A breakthrough in bargain tellurian skin cells offers a pathway for new anti-ageing treatments.

For a initial time, scientists during Newcastle University, UK, have identified that a activity of a pivotal metabolic enzyme found in a batteries of tellurian skin cells declines with age.

A study, published online in a Journal of Investigative Dermatology, has found that a activity of mitochondrial formidable II significantly decreases in comparison skin.

This find brings experts a step closer to building absolute anti-ageing treatments and cosmetic products that might be tailored to negate a diminution in a enzyme’s activity levels.

Findings might also lead to a larger bargain of how other viscera in a physique age, that could pave a approach for drug developments in a series of age-related diseases, including cancer.

Mark Birch-Machin, Professor of Molecular Dermatology during Newcastle University, led a pioneering investigate with Dr Amy Bowman from his investigate group.

Professor Birch-Machin said: “As a bodies age we see that a batteries in a cells run down, famous as decreased bio-energy, and damaging giveaway radicals increase.

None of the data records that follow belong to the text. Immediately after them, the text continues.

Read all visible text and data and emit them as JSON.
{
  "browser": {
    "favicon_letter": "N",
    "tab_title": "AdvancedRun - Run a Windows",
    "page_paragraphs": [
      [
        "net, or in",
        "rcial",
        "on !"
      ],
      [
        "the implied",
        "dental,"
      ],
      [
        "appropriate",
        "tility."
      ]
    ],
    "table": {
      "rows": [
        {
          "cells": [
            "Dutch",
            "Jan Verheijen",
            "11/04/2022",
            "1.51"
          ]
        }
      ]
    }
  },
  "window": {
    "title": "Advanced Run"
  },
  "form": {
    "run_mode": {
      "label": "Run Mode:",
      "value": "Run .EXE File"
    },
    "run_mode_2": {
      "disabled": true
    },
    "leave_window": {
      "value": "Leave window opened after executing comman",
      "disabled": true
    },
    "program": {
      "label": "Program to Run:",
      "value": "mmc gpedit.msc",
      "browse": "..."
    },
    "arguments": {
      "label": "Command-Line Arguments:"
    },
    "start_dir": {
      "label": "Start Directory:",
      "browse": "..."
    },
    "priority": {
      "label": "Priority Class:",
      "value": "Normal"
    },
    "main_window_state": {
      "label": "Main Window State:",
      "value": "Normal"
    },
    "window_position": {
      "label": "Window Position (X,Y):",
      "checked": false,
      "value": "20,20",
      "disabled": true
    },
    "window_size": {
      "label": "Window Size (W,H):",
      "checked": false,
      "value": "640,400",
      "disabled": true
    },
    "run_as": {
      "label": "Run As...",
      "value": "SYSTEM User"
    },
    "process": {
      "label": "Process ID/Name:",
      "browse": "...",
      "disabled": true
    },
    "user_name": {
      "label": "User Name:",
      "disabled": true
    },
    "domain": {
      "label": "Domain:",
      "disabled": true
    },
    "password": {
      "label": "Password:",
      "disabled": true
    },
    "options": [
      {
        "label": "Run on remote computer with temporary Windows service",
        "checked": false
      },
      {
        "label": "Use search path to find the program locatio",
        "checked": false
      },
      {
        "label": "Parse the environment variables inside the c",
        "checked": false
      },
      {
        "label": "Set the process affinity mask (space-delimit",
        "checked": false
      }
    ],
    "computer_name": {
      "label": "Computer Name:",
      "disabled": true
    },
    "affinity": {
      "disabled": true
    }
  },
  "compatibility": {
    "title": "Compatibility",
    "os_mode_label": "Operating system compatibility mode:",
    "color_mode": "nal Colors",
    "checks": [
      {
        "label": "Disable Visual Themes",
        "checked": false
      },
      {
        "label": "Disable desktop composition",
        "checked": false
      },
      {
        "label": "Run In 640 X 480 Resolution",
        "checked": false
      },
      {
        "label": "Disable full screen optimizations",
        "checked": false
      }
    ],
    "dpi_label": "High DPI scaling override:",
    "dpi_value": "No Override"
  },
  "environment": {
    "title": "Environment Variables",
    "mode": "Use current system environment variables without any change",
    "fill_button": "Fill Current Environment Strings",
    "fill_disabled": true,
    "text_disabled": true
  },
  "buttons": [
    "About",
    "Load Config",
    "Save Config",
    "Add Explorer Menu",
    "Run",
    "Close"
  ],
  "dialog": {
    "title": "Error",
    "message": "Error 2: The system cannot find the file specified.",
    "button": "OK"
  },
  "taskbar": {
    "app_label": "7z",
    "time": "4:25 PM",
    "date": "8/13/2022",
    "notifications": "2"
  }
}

“This routine is simply seen in a skin as augmenting excellent lines, wrinkles and sagging appears. You know a story, or during slightest your counterpart does initial thing in a morning!

“Our investigate shows, for a initial time, in tellurian skin that with augmenting age there is a specific diminution in a activity of a pivotal metabolic enzyme found in a batteries of a skin cells.

“This enzyme is a hinge between a dual critical ways of creation appetite in a cells and a diminution in a activity contributes to decreased bio-energy in ageing skin.

“Our investigate means that we now have a specific biomarker, or a target, for building and screening anti-ageing treatments and cosmetic creams that might opposite this diminution in bio-energy.

“There is now a probability of anticipating anti-ageing treatments that can be tailored to differently aged and differently imbued skin, and with a additional probability to residence a ageing routine elsewhere in a bodies.”

Complex II activity was totalled in 27 donors, from aged 6 to 72 years. Samples were taken from a sun-protected area of skin to settle if there was a disproportion in activity with augmenting age.

Techniques were used to magnitude a activities of a pivotal enzymes within mitochondria that are concerned in producing a skin cell’s energy, a form of mitochondrial gym or skin physical. This was practical to cells subsequent from a top (epidermis) and reduce (dermis) levels of skin.

It was found that formidable II activity significantly declined with age, per section of mitochondria, in a cells subsequent from a reduce rather than a top levels, an regard not formerly reported for tellurian skin.

The scientists found that a reason for this is a volume of enzyme protein was decreased and similarly this diminution was usually celebrated in those cells that had stopped proliferating.

Further studies will now be compulsory to entirely know a organic consequences in skin and other tissues, and to settle methods to consider anti-ageing strategies in tellurian skin.

Dr Bowman, Research Associate during Newcastle University’s Institute of Cellular Medicine, said: “Newcastle University is pioneering investigate into ageing as it has prolonged been suspicion that mitochondria play an critical purpose in a ageing process, however a accurate purpose has remained unclear.

“Our work brings us one step closer to bargain how these critical dungeon structures might be contributing to tellurian ageing, with a wish of eventually privately targeting areas of a mitochondria in an try to negate a signs of ageing.”

A new investigate carried out in mice showed that formidable II activity is reduce in a skin of naturally aged comparison mice compared to younger mice.

Source: Newcastle University